* [ABOUT THIS TASK]
Please return each entry that follows exactly as written, and keep the pictures out.
++++ PROVIDED ENTRIES
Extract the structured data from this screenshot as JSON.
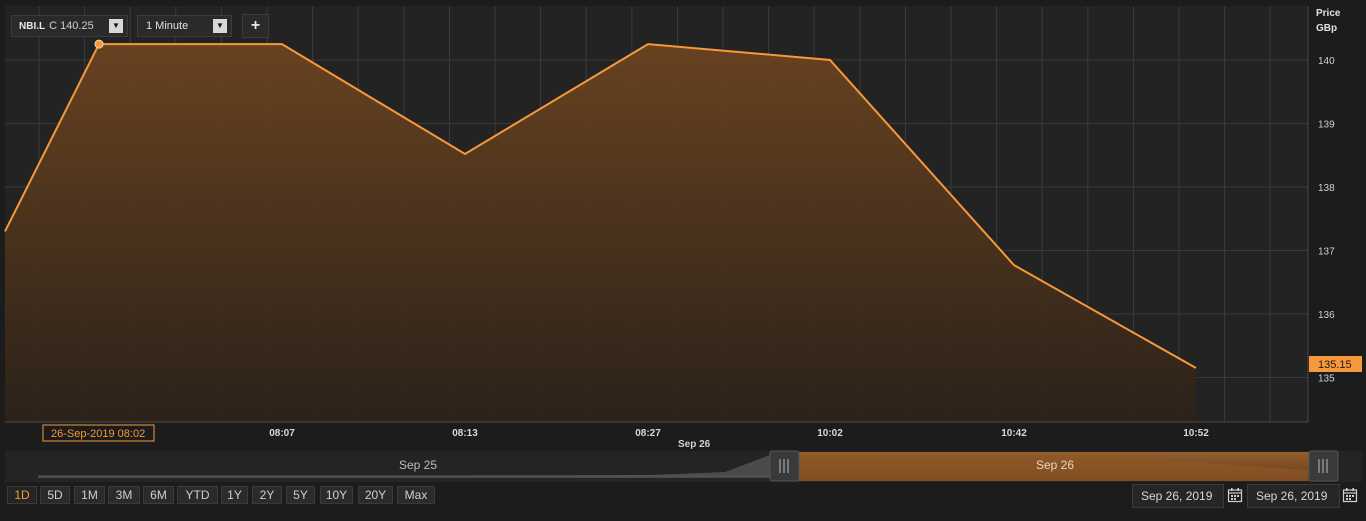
{
  "header": {
    "symbol": "NBI.L",
    "close_prefix": "C",
    "close_value": "140.25",
    "interval": "1 Minute",
    "add_label": "+"
  },
  "axis": {
    "y_title_line1": "Price",
    "y_title_line2": "GBp",
    "current_price_label": "135.15",
    "cursor_date_label": "26-Sep-2019 08:02",
    "x_date_label": "Sep 26"
  },
  "navigator": {
    "left_label": "Sep 25",
    "right_label": "Sep 26"
  },
  "ranges": [
    "1D",
    "5D",
    "1M",
    "3M",
    "6M",
    "YTD",
    "1Y",
    "2Y",
    "5Y",
    "10Y",
    "20Y",
    "Max"
  ],
  "active_range": "1D",
  "dates": {
    "from": "Sep 26, 2019",
    "to": "Sep 26, 2019"
  },
  "colors": {
    "accent": "#f7993a",
    "background": "#1c1c1c",
    "plot_background": "#232323",
    "grid": "#3a3a3a"
  },
  "chart_data": {
    "type": "area",
    "x_tick_labels": [
      "08:07",
      "08:13",
      "08:27",
      "10:02",
      "10:42",
      "10:52"
    ],
    "y_ticks": [
      135,
      136,
      137,
      138,
      139,
      140
    ],
    "ylim": [
      134.3,
      140.85
    ],
    "grid": true,
    "points": [
      {
        "x": "before 08:02",
        "y": 137.3
      },
      {
        "x": "08:02",
        "y": 140.25
      },
      {
        "x": "08:07",
        "y": 140.25
      },
      {
        "x": "08:13",
        "y": 138.52
      },
      {
        "x": "08:27",
        "y": 140.25
      },
      {
        "x": "10:02",
        "y": 140.0
      },
      {
        "x": "10:42",
        "y": 136.77
      },
      {
        "x": "10:52",
        "y": 135.15
      }
    ],
    "highlighted_point": {
      "x": "08:02",
      "y": 140.25
    }
  }
}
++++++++
* [SOLUTION]
Extract the structured data from this screenshot as JSON.
{
  "header": {
    "symbol": "NBI.L",
    "close_prefix": "C",
    "close_value": "140.25",
    "interval": "1 Minute",
    "add_label": "+"
  },
  "axis": {
    "y_title_line1": "Price",
    "y_title_line2": "GBp",
    "current_price_label": "135.15",
    "cursor_date_label": "26-Sep-2019 08:02",
    "x_date_label": "Sep 26"
  },
  "navigator": {
    "left_label": "Sep 25",
    "right_label": "Sep 26"
  },
  "ranges": [
    "1D",
    "5D",
    "1M",
    "3M",
    "6M",
    "YTD",
    "1Y",
    "2Y",
    "5Y",
    "10Y",
    "20Y",
    "Max"
  ],
  "active_range": "1D",
  "dates": {
    "from": "Sep 26, 2019",
    "to": "Sep 26, 2019"
  },
  "colors": {
    "accent": "#f7993a",
    "background": "#1c1c1c",
    "plot_background": "#232323",
    "grid": "#3a3a3a"
  },
  "chart_data": {
    "type": "area",
    "x_tick_labels": [
      "08:07",
      "08:13",
      "08:27",
      "10:02",
      "10:42",
      "10:52"
    ],
    "y_ticks": [
      135,
      136,
      137,
      138,
      139,
      140
    ],
    "ylim": [
      134.3,
      140.85
    ],
    "grid": true,
    "points": [
      {
        "x": "before 08:02",
        "y": 137.3
      },
      {
        "x": "08:02",
        "y": 140.25
      },
      {
        "x": "08:07",
        "y": 140.25
      },
      {
        "x": "08:13",
        "y": 138.52
      },
      {
        "x": "08:27",
        "y": 140.25
      },
      {
        "x": "10:02",
        "y": 140.0
      },
      {
        "x": "10:42",
        "y": 136.77
      },
      {
        "x": "10:52",
        "y": 135.15
      }
    ],
    "highlighted_point": {
      "x": "08:02",
      "y": 140.25
    }
  }
}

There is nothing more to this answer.